TASK PROMPT –
An exact copy of all the data is the expected answer.

DATA FOR REVIEW –

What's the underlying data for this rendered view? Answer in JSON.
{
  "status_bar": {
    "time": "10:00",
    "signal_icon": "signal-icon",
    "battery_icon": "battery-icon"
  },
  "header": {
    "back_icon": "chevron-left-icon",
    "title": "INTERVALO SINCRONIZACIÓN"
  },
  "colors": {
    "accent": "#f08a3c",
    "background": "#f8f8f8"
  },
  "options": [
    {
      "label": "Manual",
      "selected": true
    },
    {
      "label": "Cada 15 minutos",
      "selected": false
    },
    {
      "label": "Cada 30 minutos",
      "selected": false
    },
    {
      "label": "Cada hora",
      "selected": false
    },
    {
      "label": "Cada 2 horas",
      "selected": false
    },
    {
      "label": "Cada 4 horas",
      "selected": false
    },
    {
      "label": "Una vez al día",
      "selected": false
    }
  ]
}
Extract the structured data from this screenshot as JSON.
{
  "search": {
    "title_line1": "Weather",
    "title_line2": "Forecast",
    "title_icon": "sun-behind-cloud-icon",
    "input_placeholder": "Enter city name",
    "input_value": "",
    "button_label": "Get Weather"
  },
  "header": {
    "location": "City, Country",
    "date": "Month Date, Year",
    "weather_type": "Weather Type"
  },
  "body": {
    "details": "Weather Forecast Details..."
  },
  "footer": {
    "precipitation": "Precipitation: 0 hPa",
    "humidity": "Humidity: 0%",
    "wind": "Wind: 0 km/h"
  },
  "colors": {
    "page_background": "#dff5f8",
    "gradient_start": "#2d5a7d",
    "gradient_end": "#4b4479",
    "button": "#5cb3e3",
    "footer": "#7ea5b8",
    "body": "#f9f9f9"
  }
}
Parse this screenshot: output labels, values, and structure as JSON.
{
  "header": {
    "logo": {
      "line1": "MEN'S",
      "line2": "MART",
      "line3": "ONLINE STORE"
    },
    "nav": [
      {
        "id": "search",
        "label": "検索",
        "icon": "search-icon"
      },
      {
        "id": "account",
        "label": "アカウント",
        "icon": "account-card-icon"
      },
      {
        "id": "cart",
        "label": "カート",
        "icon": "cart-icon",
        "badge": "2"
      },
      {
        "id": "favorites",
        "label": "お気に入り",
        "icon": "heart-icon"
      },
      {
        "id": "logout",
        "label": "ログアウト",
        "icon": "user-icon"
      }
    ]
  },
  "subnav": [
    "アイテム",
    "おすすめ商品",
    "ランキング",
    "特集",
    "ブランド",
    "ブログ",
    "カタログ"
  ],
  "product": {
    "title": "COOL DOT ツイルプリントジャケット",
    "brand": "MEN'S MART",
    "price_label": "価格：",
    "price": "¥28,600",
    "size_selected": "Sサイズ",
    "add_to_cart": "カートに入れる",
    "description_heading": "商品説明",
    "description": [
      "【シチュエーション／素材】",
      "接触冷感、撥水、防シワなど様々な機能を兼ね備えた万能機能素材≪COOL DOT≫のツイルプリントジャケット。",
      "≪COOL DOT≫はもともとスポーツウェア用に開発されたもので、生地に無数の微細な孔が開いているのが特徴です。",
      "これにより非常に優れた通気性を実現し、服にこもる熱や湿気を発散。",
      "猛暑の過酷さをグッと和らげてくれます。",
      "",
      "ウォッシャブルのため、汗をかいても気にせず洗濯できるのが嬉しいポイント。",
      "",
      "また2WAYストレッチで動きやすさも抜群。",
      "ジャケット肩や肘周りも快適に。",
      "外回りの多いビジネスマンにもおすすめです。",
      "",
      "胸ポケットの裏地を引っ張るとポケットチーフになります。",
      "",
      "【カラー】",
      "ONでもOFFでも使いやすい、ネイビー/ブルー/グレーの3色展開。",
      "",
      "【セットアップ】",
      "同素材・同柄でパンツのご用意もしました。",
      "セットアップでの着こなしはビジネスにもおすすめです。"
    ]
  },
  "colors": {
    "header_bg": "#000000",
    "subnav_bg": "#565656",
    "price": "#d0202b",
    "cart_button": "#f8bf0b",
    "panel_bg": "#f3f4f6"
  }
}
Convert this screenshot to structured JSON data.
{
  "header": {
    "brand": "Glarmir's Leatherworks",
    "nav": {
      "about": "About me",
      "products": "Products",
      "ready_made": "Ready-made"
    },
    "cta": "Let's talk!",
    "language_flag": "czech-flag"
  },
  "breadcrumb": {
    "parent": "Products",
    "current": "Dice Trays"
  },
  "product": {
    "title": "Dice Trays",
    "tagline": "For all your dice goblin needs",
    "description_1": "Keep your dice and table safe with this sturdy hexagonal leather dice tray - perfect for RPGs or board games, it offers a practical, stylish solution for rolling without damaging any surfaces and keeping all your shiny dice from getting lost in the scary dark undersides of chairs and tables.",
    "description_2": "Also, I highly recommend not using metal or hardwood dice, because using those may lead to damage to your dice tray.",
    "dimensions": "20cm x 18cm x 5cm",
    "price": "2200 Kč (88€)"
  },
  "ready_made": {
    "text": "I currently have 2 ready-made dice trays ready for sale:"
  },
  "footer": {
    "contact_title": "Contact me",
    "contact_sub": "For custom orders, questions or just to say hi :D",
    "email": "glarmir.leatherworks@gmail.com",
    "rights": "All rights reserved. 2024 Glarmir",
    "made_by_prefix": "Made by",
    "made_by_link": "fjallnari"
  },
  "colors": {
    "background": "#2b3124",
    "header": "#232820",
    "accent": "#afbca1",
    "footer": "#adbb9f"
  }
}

ANSWER SECTION –
What's the underlying data for this rendered view? Answer in JSON.
{
  "status_bar": {
    "time": "10:00",
    "signal_icon": "signal-icon",
    "battery_icon": "battery-icon"
  },
  "header": {
    "back_icon": "chevron-left-icon",
    "title": "INTERVALO SINCRONIZACIÓN"
  },
  "colors": {
    "accent": "#f08a3c",
    "background": "#f8f8f8"
  },
  "options": [
    {
      "label": "Manual",
      "selected": true
    },
    {
      "label": "Cada 15 minutos",
      "selected": false
    },
    {
      "label": "Cada 30 minutos",
      "selected": false
    },
    {
      "label": "Cada hora",
      "selected": false
    },
    {
      "label": "Cada 2 horas",
      "selected": false
    },
    {
      "label": "Cada 4 horas",
      "selected": false
    },
    {
      "label": "Una vez al día",
      "selected": false
    }
  ]
}
Extract the structured data from this screenshot as JSON.
{
  "search": {
    "title_line1": "Weather",
    "title_line2": "Forecast",
    "title_icon": "sun-behind-cloud-icon",
    "input_placeholder": "Enter city name",
    "input_value": "",
    "button_label": "Get Weather"
  },
  "header": {
    "location": "City, Country",
    "date": "Month Date, Year",
    "weather_type": "Weather Type"
  },
  "body": {
    "details": "Weather Forecast Details..."
  },
  "footer": {
    "precipitation": "Precipitation: 0 hPa",
    "humidity": "Humidity: 0%",
    "wind": "Wind: 0 km/h"
  },
  "colors": {
    "page_background": "#dff5f8",
    "gradient_start": "#2d5a7d",
    "gradient_end": "#4b4479",
    "button": "#5cb3e3",
    "footer": "#7ea5b8",
    "body": "#f9f9f9"
  }
}
Parse this screenshot: output labels, values, and structure as JSON.
{
  "header": {
    "logo": {
      "line1": "MEN'S",
      "line2": "MART",
      "line3": "ONLINE STORE"
    },
    "nav": [
      {
        "id": "search",
        "label": "検索",
        "icon": "search-icon"
      },
      {
        "id": "account",
        "label": "アカウント",
        "icon": "account-card-icon"
      },
      {
        "id": "cart",
        "label": "カート",
        "icon": "cart-icon",
        "badge": "2"
      },
      {
        "id": "favorites",
        "label": "お気に入り",
        "icon": "heart-icon"
      },
      {
        "id": "logout",
        "label": "ログアウト",
        "icon": "user-icon"
      }
    ]
  },
  "subnav": [
    "アイテム",
    "おすすめ商品",
    "ランキング",
    "特集",
    "ブランド",
    "ブログ",
    "カタログ"
  ],
  "product": {
    "title": "COOL DOT ツイルプリントジャケット",
    "brand": "MEN'S MART",
    "price_label": "価格：",
    "price": "¥28,600",
    "size_selected": "Sサイズ",
    "add_to_cart": "カートに入れる",
    "description_heading": "商品説明",
    "description": [
      "【シチュエーション／素材】",
      "接触冷感、撥水、防シワなど様々な機能を兼ね備えた万能機能素材≪COOL DOT≫のツイルプリントジャケット。",
      "≪COOL DOT≫はもともとスポーツウェア用に開発されたもので、生地に無数の微細な孔が開いているのが特徴です。",
      "これにより非常に優れた通気性を実現し、服にこもる熱や湿気を発散。",
      "猛暑の過酷さをグッと和らげてくれます。",
      "",
      "ウォッシャブルのため、汗をかいても気にせず洗濯できるのが嬉しいポイント。",
      "",
      "また2WAYストレッチで動きやすさも抜群。",
      "ジャケット肩や肘周りも快適に。",
      "外回りの多いビジネスマンにもおすすめです。",
      "",
      "胸ポケットの裏地を引っ張るとポケットチーフになります。",
      "",
      "【カラー】",
      "ONでもOFFでも使いやすい、ネイビー/ブルー/グレーの3色展開。",
      "",
      "【セットアップ】",
      "同素材・同柄でパンツのご用意もしました。",
      "セットアップでの着こなしはビジネスにもおすすめです。"
    ]
  },
  "colors": {
    "header_bg": "#000000",
    "subnav_bg": "#565656",
    "price": "#d0202b",
    "cart_button": "#f8bf0b",
    "panel_bg": "#f3f4f6"
  }
}
Convert this screenshot to structured JSON data.
{
  "header": {
    "brand": "Glarmir's Leatherworks",
    "nav": {
      "about": "About me",
      "products": "Products",
      "ready_made": "Ready-made"
    },
    "cta": "Let's talk!",
    "language_flag": "czech-flag"
  },
  "breadcrumb": {
    "parent": "Products",
    "current": "Dice Trays"
  },
  "product": {
    "title": "Dice Trays",
    "tagline": "For all your dice goblin needs",
    "description_1": "Keep your dice and table safe with this sturdy hexagonal leather dice tray - perfect for RPGs or board games, it offers a practical, stylish solution for rolling without damaging any surfaces and keeping all your shiny dice from getting lost in the scary dark undersides of chairs and tables.",
    "description_2": "Also, I highly recommend not using metal or hardwood dice, because using those may lead to damage to your dice tray.",
    "dimensions": "20cm x 18cm x 5cm",
    "price": "2200 Kč (88€)"
  },
  "ready_made": {
    "text": "I currently have 2 ready-made dice trays ready for sale:"
  },
  "footer": {
    "contact_title": "Contact me",
    "contact_sub": "For custom orders, questions or just to say hi :D",
    "email": "glarmir.leatherworks@gmail.com",
    "rights": "All rights reserved. 2024 Glarmir",
    "made_by_prefix": "Made by",
    "made_by_link": "fjallnari"
  },
  "colors": {
    "background": "#2b3124",
    "header": "#232820",
    "accent": "#afbca1",
    "footer": "#adbb9f"
  }
}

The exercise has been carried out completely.